ASSIGNED TASK: Tally the lines below that contain the word "title". Only the total should be given.
(INFORMATION SUPPLIED)
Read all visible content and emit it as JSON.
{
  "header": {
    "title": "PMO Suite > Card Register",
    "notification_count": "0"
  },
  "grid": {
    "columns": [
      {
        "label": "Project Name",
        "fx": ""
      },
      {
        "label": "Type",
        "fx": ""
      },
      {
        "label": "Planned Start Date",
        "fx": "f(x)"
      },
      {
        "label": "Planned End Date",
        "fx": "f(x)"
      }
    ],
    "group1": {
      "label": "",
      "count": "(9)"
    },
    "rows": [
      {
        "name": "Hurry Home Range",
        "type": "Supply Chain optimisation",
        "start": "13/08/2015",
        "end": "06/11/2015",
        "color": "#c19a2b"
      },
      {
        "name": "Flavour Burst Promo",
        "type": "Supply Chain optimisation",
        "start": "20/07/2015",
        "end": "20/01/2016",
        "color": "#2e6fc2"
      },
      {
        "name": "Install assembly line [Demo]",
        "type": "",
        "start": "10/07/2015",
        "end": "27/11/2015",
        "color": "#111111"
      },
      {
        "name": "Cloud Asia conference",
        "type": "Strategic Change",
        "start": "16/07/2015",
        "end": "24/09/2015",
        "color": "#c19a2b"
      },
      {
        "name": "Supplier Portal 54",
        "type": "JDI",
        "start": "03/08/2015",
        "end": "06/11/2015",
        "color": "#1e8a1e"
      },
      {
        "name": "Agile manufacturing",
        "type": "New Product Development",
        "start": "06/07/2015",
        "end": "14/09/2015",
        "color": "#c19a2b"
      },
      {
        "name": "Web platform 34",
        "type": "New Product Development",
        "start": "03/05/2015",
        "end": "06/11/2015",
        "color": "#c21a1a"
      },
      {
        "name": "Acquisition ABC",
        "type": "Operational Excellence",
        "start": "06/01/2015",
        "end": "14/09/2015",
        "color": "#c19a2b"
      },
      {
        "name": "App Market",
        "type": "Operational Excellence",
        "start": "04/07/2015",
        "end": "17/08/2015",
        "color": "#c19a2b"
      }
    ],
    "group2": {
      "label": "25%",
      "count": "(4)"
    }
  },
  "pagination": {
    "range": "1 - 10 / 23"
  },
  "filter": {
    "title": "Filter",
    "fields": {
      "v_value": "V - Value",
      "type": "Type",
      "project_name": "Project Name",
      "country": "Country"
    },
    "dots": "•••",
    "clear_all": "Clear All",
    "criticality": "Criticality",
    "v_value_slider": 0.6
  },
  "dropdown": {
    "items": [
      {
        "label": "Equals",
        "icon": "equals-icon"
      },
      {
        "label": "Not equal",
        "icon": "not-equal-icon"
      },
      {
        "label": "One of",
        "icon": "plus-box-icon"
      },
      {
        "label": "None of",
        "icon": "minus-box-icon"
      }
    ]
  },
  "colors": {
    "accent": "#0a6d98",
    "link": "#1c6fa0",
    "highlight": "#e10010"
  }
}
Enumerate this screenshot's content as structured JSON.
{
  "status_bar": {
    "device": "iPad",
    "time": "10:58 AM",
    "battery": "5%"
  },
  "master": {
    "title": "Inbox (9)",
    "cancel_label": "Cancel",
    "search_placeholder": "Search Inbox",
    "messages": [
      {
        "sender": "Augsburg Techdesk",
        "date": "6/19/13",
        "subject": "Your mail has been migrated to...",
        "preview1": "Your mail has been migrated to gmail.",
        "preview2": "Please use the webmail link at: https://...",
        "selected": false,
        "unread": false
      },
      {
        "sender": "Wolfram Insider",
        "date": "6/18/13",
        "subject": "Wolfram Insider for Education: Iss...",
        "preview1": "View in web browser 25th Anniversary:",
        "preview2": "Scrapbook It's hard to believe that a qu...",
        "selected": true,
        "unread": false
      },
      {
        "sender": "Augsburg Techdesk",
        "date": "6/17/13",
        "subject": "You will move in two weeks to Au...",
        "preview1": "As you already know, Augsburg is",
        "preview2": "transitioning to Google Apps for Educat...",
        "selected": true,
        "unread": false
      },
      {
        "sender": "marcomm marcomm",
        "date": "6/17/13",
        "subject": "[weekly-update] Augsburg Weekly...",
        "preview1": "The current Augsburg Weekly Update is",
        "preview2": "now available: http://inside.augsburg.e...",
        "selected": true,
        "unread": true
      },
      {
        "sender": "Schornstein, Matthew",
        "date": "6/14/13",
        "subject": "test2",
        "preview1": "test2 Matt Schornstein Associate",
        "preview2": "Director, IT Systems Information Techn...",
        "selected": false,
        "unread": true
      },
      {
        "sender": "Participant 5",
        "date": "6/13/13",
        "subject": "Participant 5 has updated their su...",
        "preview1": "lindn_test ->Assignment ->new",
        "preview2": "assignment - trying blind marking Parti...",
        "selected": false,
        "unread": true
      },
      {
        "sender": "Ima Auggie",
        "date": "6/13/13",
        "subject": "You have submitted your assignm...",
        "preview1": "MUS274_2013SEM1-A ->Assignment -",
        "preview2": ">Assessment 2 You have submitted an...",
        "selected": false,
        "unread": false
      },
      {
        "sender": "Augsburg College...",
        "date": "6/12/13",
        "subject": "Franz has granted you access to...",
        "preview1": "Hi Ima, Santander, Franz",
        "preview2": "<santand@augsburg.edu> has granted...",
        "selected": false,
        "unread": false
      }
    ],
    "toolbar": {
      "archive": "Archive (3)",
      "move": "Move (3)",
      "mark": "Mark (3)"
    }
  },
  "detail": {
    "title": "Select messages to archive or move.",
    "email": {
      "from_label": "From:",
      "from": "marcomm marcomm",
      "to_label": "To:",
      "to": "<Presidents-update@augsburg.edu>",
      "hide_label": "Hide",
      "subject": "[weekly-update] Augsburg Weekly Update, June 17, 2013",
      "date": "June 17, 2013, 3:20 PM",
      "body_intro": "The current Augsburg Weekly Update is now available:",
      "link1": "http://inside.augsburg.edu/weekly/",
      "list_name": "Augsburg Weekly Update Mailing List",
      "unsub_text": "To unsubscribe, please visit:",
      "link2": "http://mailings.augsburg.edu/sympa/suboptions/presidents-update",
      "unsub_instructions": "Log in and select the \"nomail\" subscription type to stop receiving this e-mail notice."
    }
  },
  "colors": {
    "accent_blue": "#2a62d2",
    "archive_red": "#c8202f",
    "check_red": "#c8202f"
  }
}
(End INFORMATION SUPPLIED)
SOLUTION: 4